- **Task item**: Each entry here needs to be given again exactly.
*****
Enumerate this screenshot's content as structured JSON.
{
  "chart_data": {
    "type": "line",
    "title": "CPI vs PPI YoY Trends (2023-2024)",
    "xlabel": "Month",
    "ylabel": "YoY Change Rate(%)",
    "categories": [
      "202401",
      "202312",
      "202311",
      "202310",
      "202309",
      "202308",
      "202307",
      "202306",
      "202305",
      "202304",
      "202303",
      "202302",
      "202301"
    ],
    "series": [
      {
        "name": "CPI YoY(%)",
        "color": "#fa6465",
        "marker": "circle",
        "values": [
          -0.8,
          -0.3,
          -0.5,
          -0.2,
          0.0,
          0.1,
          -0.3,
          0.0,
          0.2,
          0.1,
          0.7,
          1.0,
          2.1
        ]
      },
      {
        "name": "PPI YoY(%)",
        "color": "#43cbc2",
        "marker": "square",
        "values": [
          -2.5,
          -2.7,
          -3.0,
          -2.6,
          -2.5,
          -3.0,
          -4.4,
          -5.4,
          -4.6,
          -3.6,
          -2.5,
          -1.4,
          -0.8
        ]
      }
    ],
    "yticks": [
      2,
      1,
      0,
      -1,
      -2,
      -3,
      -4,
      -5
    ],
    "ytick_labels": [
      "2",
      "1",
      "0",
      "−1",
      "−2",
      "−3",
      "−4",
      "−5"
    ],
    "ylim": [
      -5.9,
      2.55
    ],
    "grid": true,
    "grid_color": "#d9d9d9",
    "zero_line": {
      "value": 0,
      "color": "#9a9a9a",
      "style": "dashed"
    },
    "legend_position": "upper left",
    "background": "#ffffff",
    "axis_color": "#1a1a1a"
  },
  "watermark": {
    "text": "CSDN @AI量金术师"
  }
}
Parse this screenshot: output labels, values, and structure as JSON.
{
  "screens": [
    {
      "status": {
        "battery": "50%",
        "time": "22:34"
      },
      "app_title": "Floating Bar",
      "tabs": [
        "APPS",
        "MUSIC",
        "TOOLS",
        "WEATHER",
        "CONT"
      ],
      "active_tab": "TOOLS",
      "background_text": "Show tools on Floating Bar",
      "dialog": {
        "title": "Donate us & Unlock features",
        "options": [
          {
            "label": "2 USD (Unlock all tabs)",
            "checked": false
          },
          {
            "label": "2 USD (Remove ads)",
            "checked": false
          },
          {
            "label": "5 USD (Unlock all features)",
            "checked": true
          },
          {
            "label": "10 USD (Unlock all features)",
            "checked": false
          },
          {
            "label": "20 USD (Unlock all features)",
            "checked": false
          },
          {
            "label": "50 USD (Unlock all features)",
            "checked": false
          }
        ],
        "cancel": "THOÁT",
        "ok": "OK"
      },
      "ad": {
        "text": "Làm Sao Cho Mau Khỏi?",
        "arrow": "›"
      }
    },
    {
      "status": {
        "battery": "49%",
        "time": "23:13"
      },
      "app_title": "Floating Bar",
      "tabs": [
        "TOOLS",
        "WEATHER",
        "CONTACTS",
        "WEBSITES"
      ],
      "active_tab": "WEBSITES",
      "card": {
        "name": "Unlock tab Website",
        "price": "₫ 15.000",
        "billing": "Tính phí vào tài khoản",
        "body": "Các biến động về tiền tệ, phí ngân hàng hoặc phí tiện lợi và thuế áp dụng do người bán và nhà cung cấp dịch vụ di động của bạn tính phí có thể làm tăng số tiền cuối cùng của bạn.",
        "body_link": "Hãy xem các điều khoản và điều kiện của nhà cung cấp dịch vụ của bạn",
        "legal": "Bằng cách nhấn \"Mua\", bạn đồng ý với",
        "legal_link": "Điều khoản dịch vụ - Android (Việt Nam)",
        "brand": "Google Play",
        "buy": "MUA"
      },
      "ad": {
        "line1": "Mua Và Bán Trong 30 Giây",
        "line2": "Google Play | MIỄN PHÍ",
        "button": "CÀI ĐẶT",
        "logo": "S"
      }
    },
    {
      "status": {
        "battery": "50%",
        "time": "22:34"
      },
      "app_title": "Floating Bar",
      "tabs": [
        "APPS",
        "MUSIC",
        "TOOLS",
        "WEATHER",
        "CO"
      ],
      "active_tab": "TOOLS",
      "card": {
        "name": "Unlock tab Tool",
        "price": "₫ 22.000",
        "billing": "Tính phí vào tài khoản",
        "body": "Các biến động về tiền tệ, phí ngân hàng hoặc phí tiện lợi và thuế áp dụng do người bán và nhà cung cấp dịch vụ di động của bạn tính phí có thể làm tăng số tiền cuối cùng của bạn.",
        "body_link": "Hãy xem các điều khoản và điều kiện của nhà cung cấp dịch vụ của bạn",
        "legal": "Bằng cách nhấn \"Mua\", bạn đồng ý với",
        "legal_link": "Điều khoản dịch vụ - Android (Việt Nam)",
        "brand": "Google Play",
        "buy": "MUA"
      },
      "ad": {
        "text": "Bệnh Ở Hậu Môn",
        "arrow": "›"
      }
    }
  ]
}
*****
- **Exercise answer**:
Enumerate this screenshot's content as structured JSON.
{
  "chart_data": {
    "type": "line",
    "title": "CPI vs PPI YoY Trends (2023-2024)",
    "xlabel": "Month",
    "ylabel": "YoY Change Rate(%)",
    "categories": [
      "202401",
      "202312",
      "202311",
      "202310",
      "202309",
      "202308",
      "202307",
      "202306",
      "202305",
      "202304",
      "202303",
      "202302",
      "202301"
    ],
    "series": [
      {
        "name": "CPI YoY(%)",
        "color": "#fa6465",
        "marker": "circle",
        "values": [
          -0.8,
          -0.3,
          -0.5,
          -0.2,
          0.0,
          0.1,
          -0.3,
          0.0,
          0.2,
          0.1,
          0.7,
          1.0,
          2.1
        ]
      },
      {
        "name": "PPI YoY(%)",
        "color": "#43cbc2",
        "marker": "square",
        "values": [
          -2.5,
          -2.7,
          -3.0,
          -2.6,
          -2.5,
          -3.0,
          -4.4,
          -5.4,
          -4.6,
          -3.6,
          -2.5,
          -1.4,
          -0.8
        ]
      }
    ],
    "yticks": [
      2,
      1,
      0,
      -1,
      -2,
      -3,
      -4,
      -5
    ],
    "ytick_labels": [
      "2",
      "1",
      "0",
      "−1",
      "−2",
      "−3",
      "−4",
      "−5"
    ],
    "ylim": [
      -5.9,
      2.55
    ],
    "grid": true,
    "grid_color": "#d9d9d9",
    "zero_line": {
      "value": 0,
      "color": "#9a9a9a",
      "style": "dashed"
    },
    "legend_position": "upper left",
    "background": "#ffffff",
    "axis_color": "#1a1a1a"
  },
  "watermark": {
    "text": "CSDN @AI量金术师"
  }
}
Parse this screenshot: output labels, values, and structure as JSON.
{
  "screens": [
    {
      "status": {
        "battery": "50%",
        "time": "22:34"
      },
      "app_title": "Floating Bar",
      "tabs": [
        "APPS",
        "MUSIC",
        "TOOLS",
        "WEATHER",
        "CONT"
      ],
      "active_tab": "TOOLS",
      "background_text": "Show tools on Floating Bar",
      "dialog": {
        "title": "Donate us & Unlock features",
        "options": [
          {
            "label": "2 USD (Unlock all tabs)",
            "checked": false
          },
          {
            "label": "2 USD (Remove ads)",
            "checked": false
          },
          {
            "label": "5 USD (Unlock all features)",
            "checked": true
          },
          {
            "label": "10 USD (Unlock all features)",
            "checked": false
          },
          {
            "label": "20 USD (Unlock all features)",
            "checked": false
          },
          {
            "label": "50 USD (Unlock all features)",
            "checked": false
          }
        ],
        "cancel": "THOÁT",
        "ok": "OK"
      },
      "ad": {
        "text": "Làm Sao Cho Mau Khỏi?",
        "arrow": "›"
      }
    },
    {
      "status": {
        "battery": "49%",
        "time": "23:13"
      },
      "app_title": "Floating Bar",
      "tabs": [
        "TOOLS",
        "WEATHER",
        "CONTACTS",
        "WEBSITES"
      ],
      "active_tab": "WEBSITES",
      "card": {
        "name": "Unlock tab Website",
        "price": "₫ 15.000",
        "billing": "Tính phí vào tài khoản",
        "body": "Các biến động về tiền tệ, phí ngân hàng hoặc phí tiện lợi và thuế áp dụng do người bán và nhà cung cấp dịch vụ di động của bạn tính phí có thể làm tăng số tiền cuối cùng của bạn.",
        "body_link": "Hãy xem các điều khoản và điều kiện của nhà cung cấp dịch vụ của bạn",
        "legal": "Bằng cách nhấn \"Mua\", bạn đồng ý với",
        "legal_link": "Điều khoản dịch vụ - Android (Việt Nam)",
        "brand": "Google Play",
        "buy": "MUA"
      },
      "ad": {
        "line1": "Mua Và Bán Trong 30 Giây",
        "line2": "Google Play | MIỄN PHÍ",
        "button": "CÀI ĐẶT",
        "logo": "S"
      }
    },
    {
      "status": {
        "battery": "50%",
        "time": "22:34"
      },
      "app_title": "Floating Bar",
      "tabs": [
        "APPS",
        "MUSIC",
        "TOOLS",
        "WEATHER",
        "CO"
      ],
      "active_tab": "TOOLS",
      "card": {
        "name": "Unlock tab Tool",
        "price": "₫ 22.000",
        "billing": "Tính phí vào tài khoản",
        "body": "Các biến động về tiền tệ, phí ngân hàng hoặc phí tiện lợi và thuế áp dụng do người bán và nhà cung cấp dịch vụ di động của bạn tính phí có thể làm tăng số tiền cuối cùng của bạn.",
        "body_link": "Hãy xem các điều khoản và điều kiện của nhà cung cấp dịch vụ của bạn",
        "legal": "Bằng cách nhấn \"Mua\", bạn đồng ý với",
        "legal_link": "Điều khoản dịch vụ - Android (Việt Nam)",
        "brand": "Google Play",
        "buy": "MUA"
      },
      "ad": {
        "text": "Bệnh Ở Hậu Môn",
        "arrow": "›"
      }
    }
  ]
}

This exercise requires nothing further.